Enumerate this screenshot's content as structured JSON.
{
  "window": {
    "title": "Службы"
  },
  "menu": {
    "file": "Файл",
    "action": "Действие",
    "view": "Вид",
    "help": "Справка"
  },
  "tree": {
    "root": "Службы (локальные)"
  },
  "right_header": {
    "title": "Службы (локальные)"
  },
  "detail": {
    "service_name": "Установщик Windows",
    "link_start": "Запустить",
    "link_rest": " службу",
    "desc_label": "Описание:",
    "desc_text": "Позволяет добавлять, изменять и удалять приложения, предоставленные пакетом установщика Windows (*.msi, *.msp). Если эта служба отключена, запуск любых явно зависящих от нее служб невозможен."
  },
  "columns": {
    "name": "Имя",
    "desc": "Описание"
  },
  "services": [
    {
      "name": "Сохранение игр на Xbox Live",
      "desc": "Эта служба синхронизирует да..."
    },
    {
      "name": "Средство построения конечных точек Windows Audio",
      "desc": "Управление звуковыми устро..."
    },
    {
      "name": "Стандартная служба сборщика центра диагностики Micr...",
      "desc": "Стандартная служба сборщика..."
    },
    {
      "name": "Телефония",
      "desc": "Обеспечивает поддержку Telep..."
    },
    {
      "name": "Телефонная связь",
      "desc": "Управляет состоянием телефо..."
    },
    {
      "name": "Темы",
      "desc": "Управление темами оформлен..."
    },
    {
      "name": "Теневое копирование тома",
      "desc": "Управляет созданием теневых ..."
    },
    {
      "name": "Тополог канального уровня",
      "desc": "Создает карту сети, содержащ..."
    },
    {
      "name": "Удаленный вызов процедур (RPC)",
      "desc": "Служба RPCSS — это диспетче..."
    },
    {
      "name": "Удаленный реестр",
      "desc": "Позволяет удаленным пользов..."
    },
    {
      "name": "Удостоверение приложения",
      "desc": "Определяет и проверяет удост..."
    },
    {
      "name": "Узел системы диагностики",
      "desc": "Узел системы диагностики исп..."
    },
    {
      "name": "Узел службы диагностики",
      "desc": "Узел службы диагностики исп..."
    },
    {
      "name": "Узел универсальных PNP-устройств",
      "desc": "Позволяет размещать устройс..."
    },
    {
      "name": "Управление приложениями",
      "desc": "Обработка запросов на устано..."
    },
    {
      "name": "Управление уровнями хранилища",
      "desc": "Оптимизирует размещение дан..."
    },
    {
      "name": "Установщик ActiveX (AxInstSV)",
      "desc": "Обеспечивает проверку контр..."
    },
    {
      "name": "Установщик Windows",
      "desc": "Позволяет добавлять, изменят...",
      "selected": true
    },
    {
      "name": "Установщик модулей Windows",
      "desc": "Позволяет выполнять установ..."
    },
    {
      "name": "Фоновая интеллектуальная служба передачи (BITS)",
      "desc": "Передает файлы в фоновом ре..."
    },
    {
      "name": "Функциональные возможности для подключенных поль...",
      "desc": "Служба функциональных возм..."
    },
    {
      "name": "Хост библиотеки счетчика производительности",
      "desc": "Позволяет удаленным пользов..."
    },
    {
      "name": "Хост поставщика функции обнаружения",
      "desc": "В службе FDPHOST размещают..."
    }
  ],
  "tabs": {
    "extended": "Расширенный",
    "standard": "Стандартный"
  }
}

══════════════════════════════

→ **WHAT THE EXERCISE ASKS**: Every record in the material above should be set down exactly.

→ **RESPONSE FOR THIS EXERCISE**:
Enumerate this screenshot's content as structured JSON.
{
  "window": {
    "title": "Службы"
  },
  "menu": {
    "file": "Файл",
    "action": "Действие",
    "view": "Вид",
    "help": "Справка"
  },
  "tree": {
    "root": "Службы (локальные)"
  },
  "right_header": {
    "title": "Службы (локальные)"
  },
  "detail": {
    "service_name": "Установщик Windows",
    "link_start": "Запустить",
    "link_rest": " службу",
    "desc_label": "Описание:",
    "desc_text": "Позволяет добавлять, изменять и удалять приложения, предоставленные пакетом установщика Windows (*.msi, *.msp). Если эта служба отключена, запуск любых явно зависящих от нее служб невозможен."
  },
  "columns": {
    "name": "Имя",
    "desc": "Описание"
  },
  "services": [
    {
      "name": "Сохранение игр на Xbox Live",
      "desc": "Эта служба синхронизирует да..."
    },
    {
      "name": "Средство построения конечных точек Windows Audio",
      "desc": "Управление звуковыми устро..."
    },
    {
      "name": "Стандартная служба сборщика центра диагностики Micr...",
      "desc": "Стандартная служба сборщика..."
    },
    {
      "name": "Телефония",
      "desc": "Обеспечивает поддержку Telep..."
    },
    {
      "name": "Телефонная связь",
      "desc": "Управляет состоянием телефо..."
    },
    {
      "name": "Темы",
      "desc": "Управление темами оформлен..."
    },
    {
      "name": "Теневое копирование тома",
      "desc": "Управляет созданием теневых ..."
    },
    {
      "name": "Тополог канального уровня",
      "desc": "Создает карту сети, содержащ..."
    },
    {
      "name": "Удаленный вызов процедур (RPC)",
      "desc": "Служба RPCSS — это диспетче..."
    },
    {
      "name": "Удаленный реестр",
      "desc": "Позволяет удаленным пользов..."
    },
    {
      "name": "Удостоверение приложения",
      "desc": "Определяет и проверяет удост..."
    },
    {
      "name": "Узел системы диагностики",
      "desc": "Узел системы диагностики исп..."
    },
    {
      "name": "Узел службы диагностики",
      "desc": "Узел службы диагностики исп..."
    },
    {
      "name": "Узел универсальных PNP-устройств",
      "desc": "Позволяет размещать устройс..."
    },
    {
      "name": "Управление приложениями",
      "desc": "Обработка запросов на устано..."
    },
    {
      "name": "Управление уровнями хранилища",
      "desc": "Оптимизирует размещение дан..."
    },
    {
      "name": "Установщик ActiveX (AxInstSV)",
      "desc": "Обеспечивает проверку контр..."
    },
    {
      "name": "Установщик Windows",
      "desc": "Позволяет добавлять, изменят...",
      "selected": true
    },
    {
      "name": "Установщик модулей Windows",
      "desc": "Позволяет выполнять установ..."
    },
    {
      "name": "Фоновая интеллектуальная служба передачи (BITS)",
      "desc": "Передает файлы в фоновом ре..."
    },
    {
      "name": "Функциональные возможности для подключенных поль...",
      "desc": "Служба функциональных возм..."
    },
    {
      "name": "Хост библиотеки счетчика производительности",
      "desc": "Позволяет удаленным пользов..."
    },
    {
      "name": "Хост поставщика функции обнаружения",
      "desc": "В службе FDPHOST размещают..."
    }
  ],
  "tabs": {
    "extended": "Расширенный",
    "standard": "Стандартный"
  }
}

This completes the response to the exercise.